What the exercise asks
Filter the entries for lines with the word "title".

Record extracts
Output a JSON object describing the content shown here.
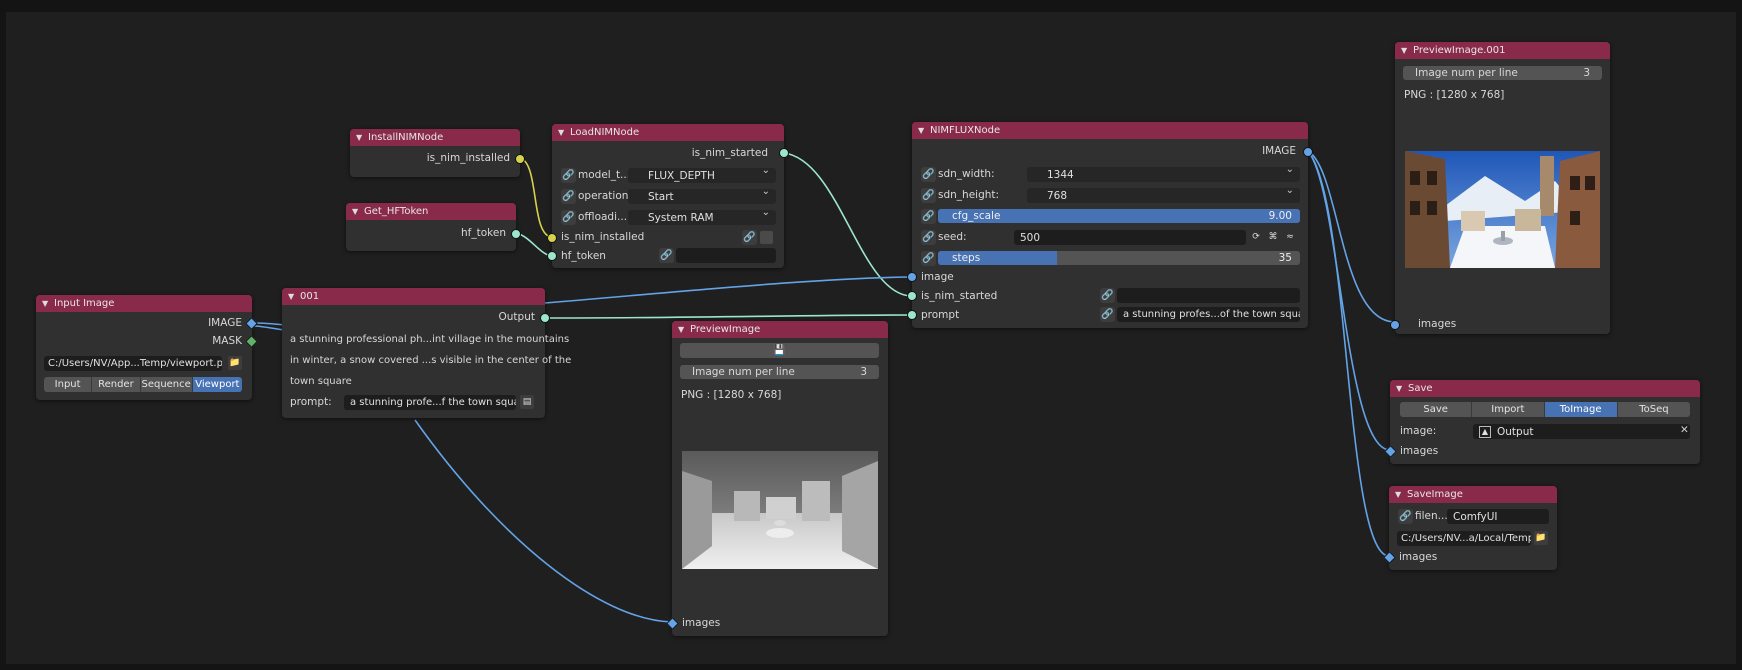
{
  "install_nim": {
    "title": "InstallNIMNode",
    "out_is_nim_installed": "is_nim_installed"
  },
  "get_hf": {
    "title": "Get_HFToken",
    "out_hf_token": "hf_token"
  },
  "load_nim": {
    "title": "LoadNIMNode",
    "out_is_nim_started": "is_nim_started",
    "model_label": "model_t...",
    "model_value": "FLUX_DEPTH",
    "operation_label": "operation:",
    "operation_value": "Start",
    "offload_label": "offloadi...",
    "offload_value": "System RAM",
    "in_is_nim_installed": "is_nim_installed",
    "in_hf_token": "hf_token"
  },
  "input_image": {
    "title": "Input Image",
    "out_image": "IMAGE",
    "out_mask": "MASK",
    "path": "C:/Users/NV/App...Temp/viewport.png",
    "modes": [
      "Input",
      "Render",
      "Sequence",
      "Viewport"
    ],
    "active_mode": "Viewport"
  },
  "text_node": {
    "title": "001",
    "out_output": "Output",
    "lines": [
      "a stunning professional ph...int village in the mountains",
      "in winter, a snow covered ...s visible in the center of the",
      "town square"
    ],
    "prompt_label": "prompt:",
    "prompt_value": "a stunning profe...f the town square"
  },
  "preview": {
    "title": "PreviewImage",
    "per_line_label": "Image num per line",
    "per_line_value": "3",
    "info": "PNG : [1280 x 768]",
    "in_images": "images"
  },
  "flux": {
    "title": "NIMFLUXNode",
    "out_image": "IMAGE",
    "width_label": "sdn_width:",
    "width_value": "1344",
    "height_label": "sdn_height:",
    "height_value": "768",
    "cfg_label": "cfg_scale",
    "cfg_value": "9.00",
    "cfg_fraction": 1.0,
    "seed_label": "seed:",
    "seed_value": "500",
    "steps_label": "steps",
    "steps_value": "35",
    "steps_fraction": 0.33,
    "in_image": "image",
    "in_is_nim_started": "is_nim_started",
    "in_prompt": "prompt",
    "prompt_value": "a stunning profes...of the town square"
  },
  "preview2": {
    "title": "PreviewImage.001",
    "per_line_label": "Image num per line",
    "per_line_value": "3",
    "info": "PNG : [1280 x 768]",
    "in_images": "images"
  },
  "save": {
    "title": "Save",
    "modes": [
      "Save",
      "Import",
      "ToImage",
      "ToSeq"
    ],
    "active_mode": "ToImage",
    "image_label": "image:",
    "image_value": "Output",
    "in_images": "images"
  },
  "save_image": {
    "title": "SaveImage",
    "filename_label": "filen...",
    "filename_value": "ComfyUI",
    "path": "C:/Users/NV...a/Local/Temp",
    "in_images": "images"
  }
}
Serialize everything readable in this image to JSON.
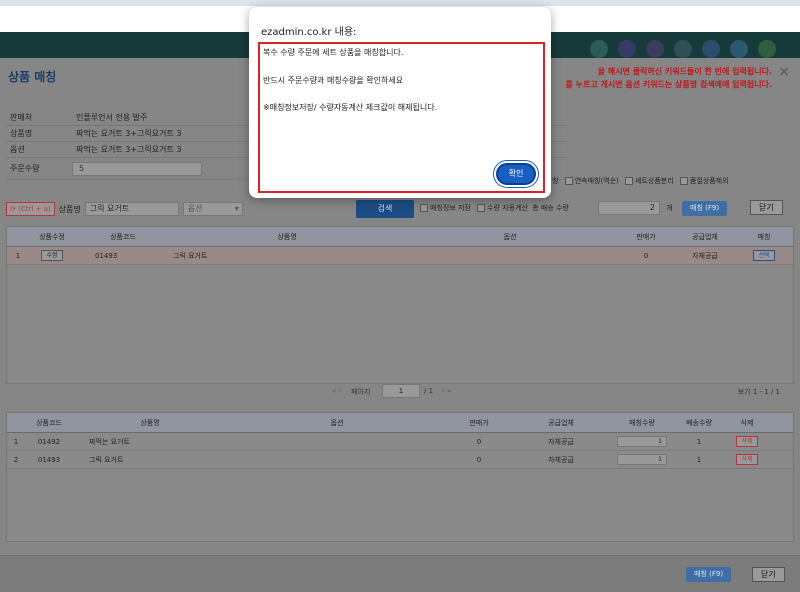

Answer to the exercise
    "title": "InstallNIMNode",
    "title": "Get_HFToken",
    "title": "LoadNIMNode",
    "title": "Input Image",
    "title": "001",
    "title": "PreviewImage",
    "title": "NIMFLUXNode",
    "title": "PreviewImage.001",
    "title": "Save",
    "title": "SaveImage",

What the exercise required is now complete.